Brunei’s Islamic court previously handled mainly family-related disputes. The sultan has been hoping to implement the new law for years to bolster the influence of Islam in Brunei, where Muslims comprise about two-thirds of the population of nearly 420,000 people. The minorities are mainly Buddhist, Christians and people of local indigenous beliefs. Brunei’s Mufti Awang Aziz, the country’s top Islamic scholar, told the conference that the Sharia law “guarantees justice for everyone and safeguards their well-being. ‘  Awang said. “It is not indiscriminate cutting or stoning or caning. There are conditions and there are methods that are just and fair.” 

Under secular laws, Brunei already prescribes caning as a penalty for some crimes. Awang said there should be no concerns that foreign travellers might end up avoiding Brunei after the law is implemented. “Do all potential tourists to Brunei plan to steal? If they do not, then what do they need to fear,” he said. “Under our Shariah criminal law, everyone, including tourists, will receive proper protection.” The implementation of Sharia criminal law is not expected to face vocal opposition in Brunei. Sultan Hassanal, who has reigned since 1967, is Brunei’s head of state with full executive authority. Public criticism of his policies is extremely rare in Brunei.




Jessica Eaves, an outreach leader at First Christian Church of Guthrie, was shopping one day last month when a man snuck up behind her in the grocery store and stole her wallet. Speaking to her local televisions station,  Eaves recalled her initial response to the crime. She stated that as she boldly tracked down the man in the store, she thought of the Lord’s admonition to turn the other cheek. So, Eaves walked up to the man and said, “I think you have something of mine. I’m going to give you a choice. You can either give me my wallet and I’ll forgive you right now, and I’ll even take you to the front and pay for your groceries.” If not, she warned him she would call the police.
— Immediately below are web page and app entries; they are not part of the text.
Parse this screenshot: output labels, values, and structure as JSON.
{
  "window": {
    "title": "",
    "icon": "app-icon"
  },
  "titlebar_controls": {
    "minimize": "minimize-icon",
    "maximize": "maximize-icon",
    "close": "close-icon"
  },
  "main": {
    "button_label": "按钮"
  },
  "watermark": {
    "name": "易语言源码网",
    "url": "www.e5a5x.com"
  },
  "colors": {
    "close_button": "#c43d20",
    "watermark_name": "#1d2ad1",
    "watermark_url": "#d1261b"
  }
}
At first the man was dumbfounded, but then handed Eaves’ back her wallet saying, “I’m embarrassed. I have kids, I’m broke and I’m sorry.” True to her word, Eaves proceeded to the checkout register where she paid for the man’s groceries—a total of just over $27. “I had $28 cash in my wallet,” noted Eaves, adding that she almost never carries cash on her, “and so I knew in that moment it wasn’t me. It was clearly a God moment.” The fact that seemingly inconsequential God Moments can become headlines that touch others’ lives is evident in the fact how far this story has spread.  Which begs the question: Do you have a “God Moment” waiting for you to respond to today?

Source: Breaking Christian News



In a highly symbolic move, Egyptian president Adly Mansour has visited the head of his nation’s Coptic Church, Pope Tawadros II. They met at St. Mark’s Cathedral in central Cairo. A church statement said the meeting was “a kind visit that carries love, affection and fraternity.”  Coptic rights lawyer Naguib Gabriel said the visit carries a message of reassurance to Christians in Egypt. President Mansour said the “unity of Muslims and Christians will remain strong” and that if we “remain one nation we can stand up to all challenges.” This is only the second time an Egyptian president has personally visited the Church. The first time was President Gamal Abdel Nasser in 1968.

Source: Voice of Russia